Coca-Cola on Monday threw a cold bottle of Dasani water on multinationals’ hopes for a rapid global recovery.

The beverage company reported decent quarterly earnings, saying organic revenue that strips out currency moves and portfolio changes rose 6% from a year earlier in the quarter ended April 2. However, this was against a miserable quarter in 2020 when the coronavirus pandemic was spreading from Asia and Europe to the U.S. The resulting lockdowns have been punishing for Coca-Cola as they continue to curtail out-of-home sales in places such as restaurants and sporting venues.
Global unit case volumes in March of this year finally caught up with the same month in the pre-Covid-19 era of 2019, the company said. For all of 2021, the company left its prior forecast unchanged for high-single-digit organic revenue growth.
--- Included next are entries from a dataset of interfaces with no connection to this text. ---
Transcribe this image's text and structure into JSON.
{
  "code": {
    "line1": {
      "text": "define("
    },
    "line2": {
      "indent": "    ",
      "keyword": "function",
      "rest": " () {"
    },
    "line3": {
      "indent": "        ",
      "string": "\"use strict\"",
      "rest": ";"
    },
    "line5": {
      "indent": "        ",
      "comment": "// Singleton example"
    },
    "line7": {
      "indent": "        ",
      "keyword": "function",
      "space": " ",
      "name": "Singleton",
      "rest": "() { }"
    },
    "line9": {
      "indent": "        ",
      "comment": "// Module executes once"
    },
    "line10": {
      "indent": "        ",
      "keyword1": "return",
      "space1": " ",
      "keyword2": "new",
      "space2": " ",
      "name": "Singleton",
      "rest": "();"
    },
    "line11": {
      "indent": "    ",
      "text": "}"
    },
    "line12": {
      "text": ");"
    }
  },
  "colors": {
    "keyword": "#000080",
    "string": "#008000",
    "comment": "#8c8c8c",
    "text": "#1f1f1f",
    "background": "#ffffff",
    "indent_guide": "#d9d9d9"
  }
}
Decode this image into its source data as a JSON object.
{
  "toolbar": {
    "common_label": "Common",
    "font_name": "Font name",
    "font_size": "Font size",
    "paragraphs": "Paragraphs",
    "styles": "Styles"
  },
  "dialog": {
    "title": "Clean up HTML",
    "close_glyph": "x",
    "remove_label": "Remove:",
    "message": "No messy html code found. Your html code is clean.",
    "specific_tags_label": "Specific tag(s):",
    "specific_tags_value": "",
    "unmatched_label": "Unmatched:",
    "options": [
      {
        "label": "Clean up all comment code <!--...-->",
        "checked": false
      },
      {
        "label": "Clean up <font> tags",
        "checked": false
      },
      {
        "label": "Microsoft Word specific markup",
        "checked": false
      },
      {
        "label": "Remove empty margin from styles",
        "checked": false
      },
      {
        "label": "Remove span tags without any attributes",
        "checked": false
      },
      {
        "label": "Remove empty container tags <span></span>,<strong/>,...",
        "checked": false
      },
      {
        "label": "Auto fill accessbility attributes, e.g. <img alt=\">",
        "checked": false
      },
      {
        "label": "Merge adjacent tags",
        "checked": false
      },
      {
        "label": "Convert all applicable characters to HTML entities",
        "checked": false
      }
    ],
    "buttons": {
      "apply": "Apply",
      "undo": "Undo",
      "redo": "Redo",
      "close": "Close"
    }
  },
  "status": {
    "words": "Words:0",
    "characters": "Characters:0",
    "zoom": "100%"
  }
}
Yet Chief Executive James Quincey warned analysts on a conference call Monday not to expect a straight-line recovery from this point, noting that confirmed Covid-19 cases globally hit a high last week.
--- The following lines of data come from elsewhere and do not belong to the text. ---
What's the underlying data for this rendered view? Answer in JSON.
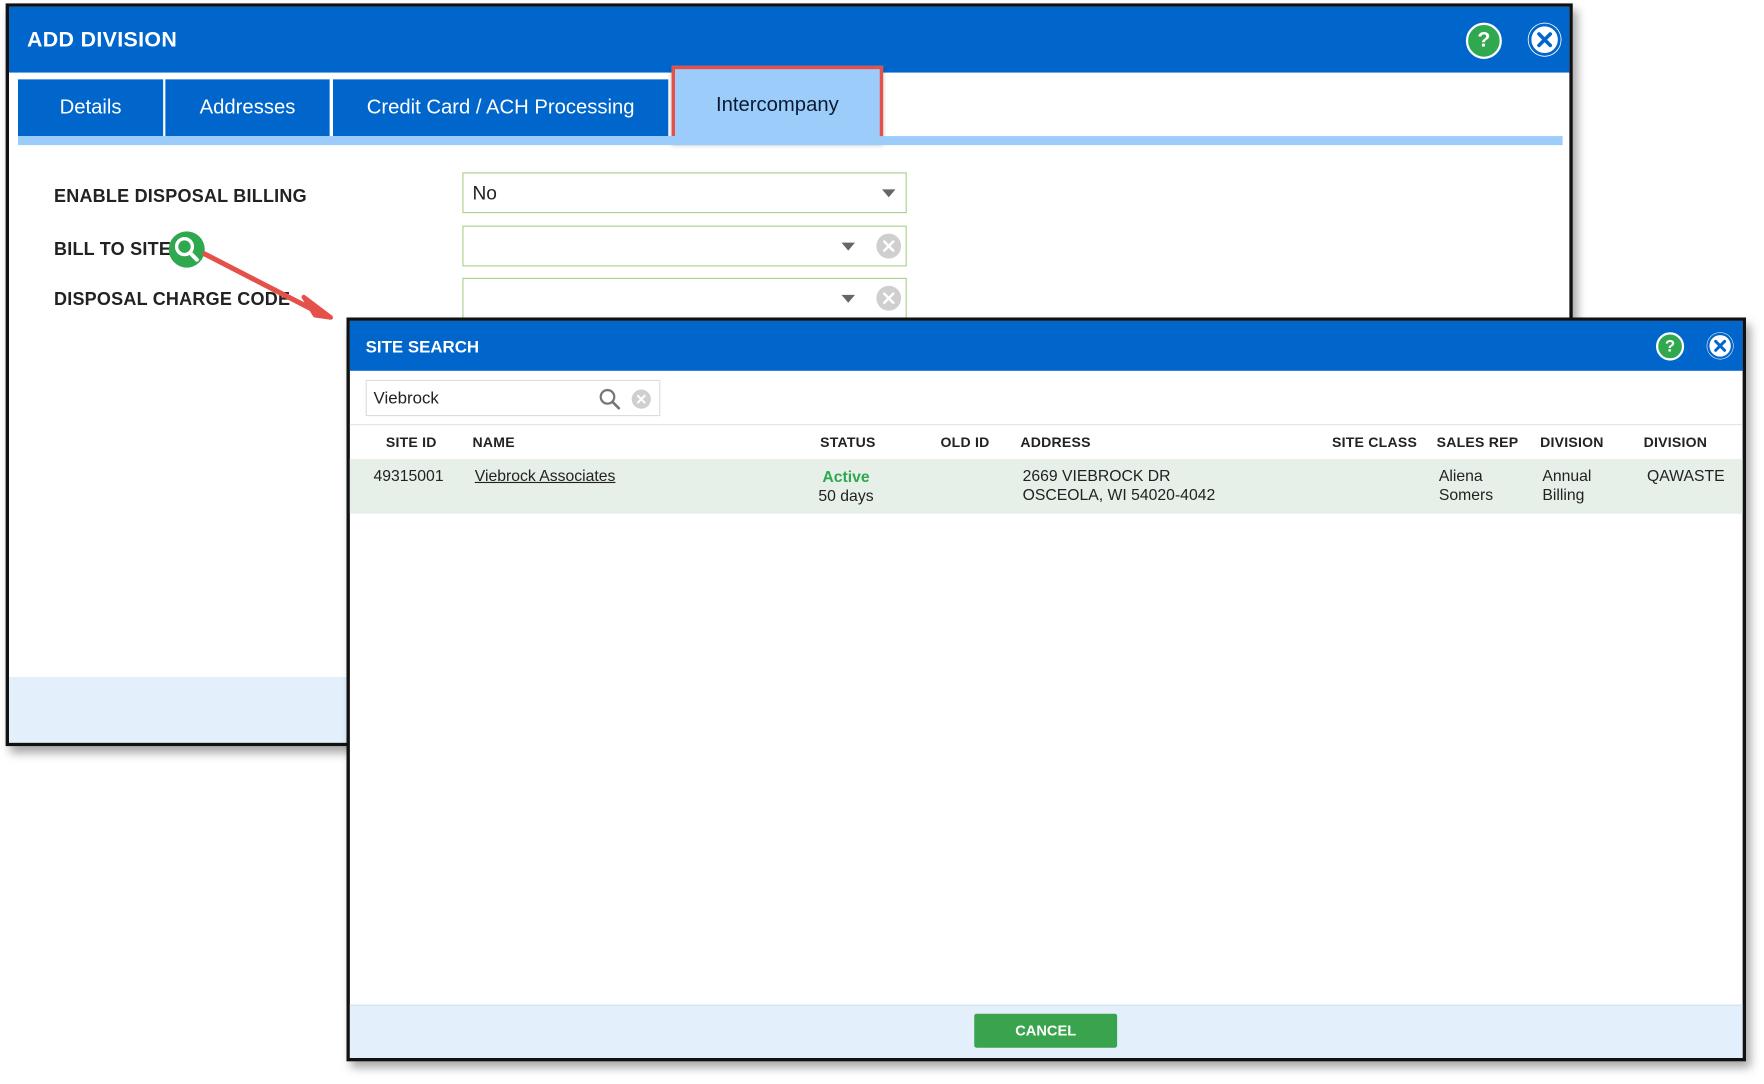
{
  "add_division": {
    "title": "ADD DIVISION",
    "help_label": "?",
    "tabs": [
      {
        "label": "Details"
      },
      {
        "label": "Addresses"
      },
      {
        "label": "Credit Card / ACH Processing"
      },
      {
        "label": "Intercompany",
        "active": true
      }
    ],
    "fields": {
      "enable_disposal_billing": {
        "label": "ENABLE DISPOSAL BILLING",
        "value": "No"
      },
      "bill_to_site": {
        "label": "BILL TO SITE",
        "value": ""
      },
      "disposal_charge_code": {
        "label": "DISPOSAL CHARGE CODE",
        "value": ""
      }
    },
    "highlight_color": "#e5514a"
  },
  "site_search": {
    "title": "SITE SEARCH",
    "help_label": "?",
    "search_value": "Viebrock",
    "columns": [
      "SITE ID",
      "NAME",
      "STATUS",
      "OLD ID",
      "ADDRESS",
      "SITE CLASS",
      "SALES REP",
      "DIVISION",
      "DIVISION"
    ],
    "rows": [
      {
        "site_id": "49315001",
        "name": "Viebrock Associates",
        "status": "Active",
        "status_detail": "50 days",
        "old_id": "",
        "address_line1": "2669 VIEBROCK DR",
        "address_line2": "OSCEOLA, WI 54020-4042",
        "site_class": "",
        "sales_rep_line1": "Aliena",
        "sales_rep_line2": "Somers",
        "division1_line1": "Annual",
        "division1_line2": "Billing",
        "division2": "QAWASTE"
      }
    ],
    "cancel_label": "CANCEL"
  },
  "colors": {
    "header_blue": "#0066cc",
    "tab_active": "#9ccdfa",
    "accent_green": "#2fa84f",
    "row_highlight": "#e6efe8"
  }
}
While some countries such as the U.S. and the U.K. are making rapid progress on vaccinations and beginning to reopen, Mr. Quincey said, “you’ve got countries that are going in the exact opposite direction with cases shooting up and more levels of lockdowns.”

Mr. Quincey didn’t name any specific countries, but cases are surging in huge markets including Brazil and India. And the worries aren’t confined to the developing world: The governors of two major Japanese cities, Tokyo and Osaka, both have said in recent days that they are considering declaring new states of emergency due to the spread of virus variants.
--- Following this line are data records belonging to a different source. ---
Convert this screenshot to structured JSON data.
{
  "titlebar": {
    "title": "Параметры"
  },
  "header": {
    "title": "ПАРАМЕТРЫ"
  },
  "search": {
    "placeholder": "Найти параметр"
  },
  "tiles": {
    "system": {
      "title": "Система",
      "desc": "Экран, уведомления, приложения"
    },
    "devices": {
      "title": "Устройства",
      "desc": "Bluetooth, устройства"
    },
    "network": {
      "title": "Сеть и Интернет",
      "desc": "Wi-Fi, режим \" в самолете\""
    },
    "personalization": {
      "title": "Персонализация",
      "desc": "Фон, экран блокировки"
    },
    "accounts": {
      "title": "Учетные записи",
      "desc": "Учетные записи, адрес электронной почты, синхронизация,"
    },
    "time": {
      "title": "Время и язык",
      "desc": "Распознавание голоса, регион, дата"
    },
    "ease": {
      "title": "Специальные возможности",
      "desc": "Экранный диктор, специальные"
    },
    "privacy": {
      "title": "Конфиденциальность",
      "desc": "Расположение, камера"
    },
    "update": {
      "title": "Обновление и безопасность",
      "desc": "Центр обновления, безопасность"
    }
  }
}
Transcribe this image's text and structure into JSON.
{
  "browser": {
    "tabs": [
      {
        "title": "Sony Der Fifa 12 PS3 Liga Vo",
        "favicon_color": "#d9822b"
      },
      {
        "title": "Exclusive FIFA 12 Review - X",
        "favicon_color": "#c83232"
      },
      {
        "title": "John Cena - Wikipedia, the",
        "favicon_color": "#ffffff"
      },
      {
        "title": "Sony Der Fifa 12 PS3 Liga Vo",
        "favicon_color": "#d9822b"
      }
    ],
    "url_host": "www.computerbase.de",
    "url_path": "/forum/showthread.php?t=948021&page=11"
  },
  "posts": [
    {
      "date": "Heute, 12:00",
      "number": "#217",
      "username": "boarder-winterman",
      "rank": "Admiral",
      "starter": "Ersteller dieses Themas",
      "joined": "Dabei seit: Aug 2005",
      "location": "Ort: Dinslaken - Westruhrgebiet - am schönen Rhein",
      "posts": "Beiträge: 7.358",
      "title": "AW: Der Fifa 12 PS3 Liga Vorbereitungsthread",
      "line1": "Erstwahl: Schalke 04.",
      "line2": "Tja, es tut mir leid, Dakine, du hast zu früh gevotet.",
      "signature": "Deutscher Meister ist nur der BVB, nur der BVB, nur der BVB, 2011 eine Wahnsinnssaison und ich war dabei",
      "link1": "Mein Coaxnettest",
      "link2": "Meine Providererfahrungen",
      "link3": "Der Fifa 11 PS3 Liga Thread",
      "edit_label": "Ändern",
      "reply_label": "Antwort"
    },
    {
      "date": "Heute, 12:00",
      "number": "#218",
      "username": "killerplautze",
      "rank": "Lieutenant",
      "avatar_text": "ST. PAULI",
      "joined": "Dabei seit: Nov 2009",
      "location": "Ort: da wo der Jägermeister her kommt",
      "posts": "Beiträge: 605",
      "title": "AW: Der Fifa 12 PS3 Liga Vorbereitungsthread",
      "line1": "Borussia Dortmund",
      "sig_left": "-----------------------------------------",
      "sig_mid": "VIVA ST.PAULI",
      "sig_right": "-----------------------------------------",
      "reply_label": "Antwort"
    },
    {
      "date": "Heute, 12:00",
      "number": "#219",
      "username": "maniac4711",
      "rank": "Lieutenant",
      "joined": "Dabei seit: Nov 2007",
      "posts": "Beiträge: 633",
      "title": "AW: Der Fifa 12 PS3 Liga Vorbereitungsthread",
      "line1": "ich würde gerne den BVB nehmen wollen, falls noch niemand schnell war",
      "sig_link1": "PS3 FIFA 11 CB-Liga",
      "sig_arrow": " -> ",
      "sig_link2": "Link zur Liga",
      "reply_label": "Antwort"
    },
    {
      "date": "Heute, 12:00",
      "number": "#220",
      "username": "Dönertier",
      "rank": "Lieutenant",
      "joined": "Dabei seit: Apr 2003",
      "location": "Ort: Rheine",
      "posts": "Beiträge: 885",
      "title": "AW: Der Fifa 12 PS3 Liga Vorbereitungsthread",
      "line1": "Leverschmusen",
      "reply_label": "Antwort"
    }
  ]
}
This is especially concerning for multinationals such as Coca-Cola, which last year derived only one-third of total revenue from North America. The one saving grace for such companies is that the U.S. dollar remains weak relative to many global currencies, making their overseas earnings worth more in dollar terms. Coca-Cola said this would result in a considerable tailwind of 5 to 6 percentage points to earnings-per-share growth in the second quarter. If the U.S. recovery continues to dramatically outpace the rest of the world, though, then even that may not last.